If you go through a batch per week couldn't you just keep it in the frig instead of canning it?
just curious since I keep homemade salsa in the frig for up to 7 days, with extra lemon or lime juice.
You should send Annie a message, as she cans a ton of this herself. You can generally find Annie on the Cooking Forum, just click on her name and send the message.
I could keep it in the fridge but I always worry that he may not go through it all in a week. He goes through food trends where he eats the same thing for a month as a snack and then will switch to something else, lol so I err on the side of caution and can it. Doesn't the too much time or energy in the steam canner.
Steam canners are not tested or approved. At the least, the processing time has to be extended for an unknown period of time.
It's one thing to use them for acid foods but not for low-acid foods like salsa.
Really? I had no idea. That sucks.
What's the processing time and pounds for pressure canning Annie's salsa? I do have a pressure canner that my dad got me for my b day. Just haven't used it yet. I was so happy when I got the steam canner that I gave my bwb away. :(

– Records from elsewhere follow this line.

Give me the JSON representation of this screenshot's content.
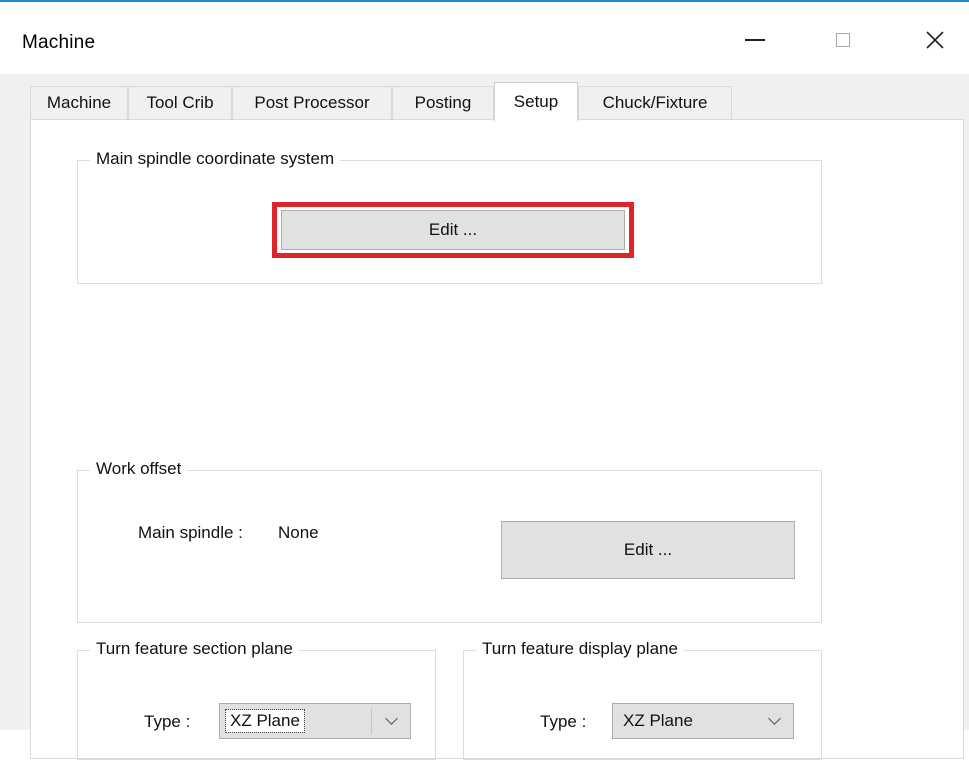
{
  "window": {
    "title": "Machine",
    "controls": {
      "minimize": "minimize-icon",
      "maximize": "maximize-icon",
      "close": "close-icon"
    }
  },
  "tabs": [
    {
      "label": "Machine"
    },
    {
      "label": "Tool Crib"
    },
    {
      "label": "Post Processor"
    },
    {
      "label": "Posting"
    },
    {
      "label": "Setup",
      "active": true
    },
    {
      "label": "Chuck/Fixture"
    }
  ],
  "main_spindle_group": {
    "legend": "Main spindle coordinate system",
    "edit_label": "Edit ...",
    "highlight_color": "#e0242c"
  },
  "work_offset_group": {
    "legend": "Work offset",
    "main_spindle_label": "Main spindle :",
    "main_spindle_value": "None",
    "edit_label": "Edit ..."
  },
  "turn_section_group": {
    "legend": "Turn feature section plane",
    "type_label": "Type :",
    "type_value": "XZ Plane"
  },
  "turn_display_group": {
    "legend": "Turn feature display plane",
    "type_label": "Type :",
    "type_value": "XZ Plane"
  }
}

I am far from an expert but I don't think Annie's Salsa was approved for pressure canning. I mean, I have seen PC instructions for it but I've also read that those weren't tested for safety. I'm sure someone will correct me if I'm wrong.
If you've got a large stockpot with a lid that your PC rack fits into then you've got yourself a boiling water bath. The BWB time for Annie's Salsa is 15 minutes. (Or I think you can use your PC as a BWB, just don't lock down the lid.)
P.S. They are researching steam canning but for now it's not officially recommended. But they also say that if you do steam can against recommendations (because they know people will) you should only can high-acid foods, excluding tomato products.
Here is a link that might be useful: Canning Controversy: What About Steam Canners?
This post was edited by theforgottenone1013 on Mon, Jun 23, 14 at 12:27
Yeah Annie's Salsa was initially written and approved for pressure canning but then the PC instructions were withdrawn due to insufficient testing.
You can still do it, PC it, it's your choice. But the texture will be affected. Time and pressure also your choice. I'd guess 20 mins @ 10 lbs. like spaghetti sauce.
But you cannot can it in quarts. That was a definite no.
PS If you have been using steam canning for low acid foods then please be aware of the potential risks. Per the guidelines, your foods would be considered under-processed.
I have been steam canning Annie's salsa since last season without incident. Going forward though I would rather be safe than sorry. In what way would pc alter consistency?
Pressure makes anything softer, more mushy. Much more of a "cooked" texture. How much effect all depends on the food. Since salsa is pretty mushy to begin with it would just make the larger particles softer. But it would be safer than steam canning so if those are your only 2 choices for some reason, go for the PC.
Or as Rodney said, BWB in your PC assuming it is deep enough. Many of us do. You just don't lock down the lid and you cover the jars with water completely rather than just the 3" you'd use if pressure canning.